In the morning, it's there when I awake, there like a preschooler's legs and arms spread out under the cover of thick blankets somehow finding the skin of his mother anywhere she moves about in a king-sized bed.
There's an invitation. An invitation chasing me around in my dreams turned wake to take my ordinary and from it allow the extraordinary to be born.
But like most births, nothing is born without labor pain, without surrender, without an aching to bring forth fullness and life.
I play "what if" in my mind. I pray "let me lose my life to find life" in my heart. I spill cries of my heart for courage to walk in faith rather than fear.
He finds me in the morning, pursues me relentlessly, much the way my four year old persistently runs around the house until he finds me with not only his eyes but his hands, too.
There's an invitation to take His hand, walk with Him into the unknown, to go deeper than my feet could ever wander, where my faith will be made stronger in the presence of our Savior.

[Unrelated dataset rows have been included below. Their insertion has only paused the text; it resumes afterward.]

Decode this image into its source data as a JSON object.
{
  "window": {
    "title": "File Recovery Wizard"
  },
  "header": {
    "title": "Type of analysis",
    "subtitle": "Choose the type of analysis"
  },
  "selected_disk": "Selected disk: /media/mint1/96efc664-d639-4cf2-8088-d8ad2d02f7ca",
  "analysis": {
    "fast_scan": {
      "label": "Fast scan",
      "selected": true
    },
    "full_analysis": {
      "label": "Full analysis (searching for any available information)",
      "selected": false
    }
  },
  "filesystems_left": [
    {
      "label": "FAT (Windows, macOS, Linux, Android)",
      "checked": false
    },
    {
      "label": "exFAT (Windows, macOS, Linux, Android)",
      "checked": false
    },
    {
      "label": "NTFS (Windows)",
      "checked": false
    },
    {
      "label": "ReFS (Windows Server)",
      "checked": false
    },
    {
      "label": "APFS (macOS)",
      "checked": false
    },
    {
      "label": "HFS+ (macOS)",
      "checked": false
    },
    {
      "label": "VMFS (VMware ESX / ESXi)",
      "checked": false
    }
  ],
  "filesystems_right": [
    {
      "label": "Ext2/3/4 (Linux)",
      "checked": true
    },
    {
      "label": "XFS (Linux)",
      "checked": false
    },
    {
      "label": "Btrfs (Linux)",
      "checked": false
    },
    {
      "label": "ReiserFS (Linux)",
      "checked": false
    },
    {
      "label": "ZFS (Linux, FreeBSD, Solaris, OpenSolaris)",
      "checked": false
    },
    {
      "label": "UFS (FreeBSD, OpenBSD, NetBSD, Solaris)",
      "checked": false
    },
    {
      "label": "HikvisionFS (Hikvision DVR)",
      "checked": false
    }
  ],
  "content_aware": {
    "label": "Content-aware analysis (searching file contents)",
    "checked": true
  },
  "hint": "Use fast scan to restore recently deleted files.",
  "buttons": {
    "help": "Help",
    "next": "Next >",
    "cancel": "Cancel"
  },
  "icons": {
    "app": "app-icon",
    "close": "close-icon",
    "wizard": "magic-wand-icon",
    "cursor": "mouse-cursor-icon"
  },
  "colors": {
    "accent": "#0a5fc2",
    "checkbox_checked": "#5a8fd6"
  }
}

And I am scared.
I fight fear with faith, and I take heart because greater is He who is in me than he who is in the world.
I take heart because He told me this year to abide and to walk in the courage of faith.
I take heart because there is grace, and many days that grace comes in His pursing of my heart through the blessings He's sent to pursue my attention all day long.
They come bounding into the room where I'm lost in a mess of dinner and prayer, and the little one says, "Mom, play the song!"
I know exactly what the small one is talking about, and I oblige him.
"Mom, sing it."
"Mom, louder! Sing it!"
I sing louder: "I know who goes before me."
The small one, he persists: "Louder!"
"I know who stands behind."
"Mom, I can't hear you. Sing it louder!"
"The God of angel armies is always by my side."
"Keep singing, mom!"
"The one who reigns forever, He is a friend of mine. The God of angel armies is always by my side."
"Yay! Mom, that's good! Keep signing!"
"Whom shall I fear?"
and He persists.
"Whom shall I fear?"
The song ends, but the answer lingers thick in the air, following me, pursing me, like little legs chasing me around my bed at the dawn of morning
like little legs chasing me throughout the day
like little voices insisting I sing.
In the evening, it's there when I lift my voice, when I turn my eyes onto the Extender of the invitation rather than the invitation itself, and I snuggle in knowing
that when we are pregnant with hope,
when we are extended with faith,
when we are full and round and filled with the understanding of the very nature, the very sovereingty of the Invitation Extender
the invitation doesn't seem quite as daunting
courage is born out of birthing pains.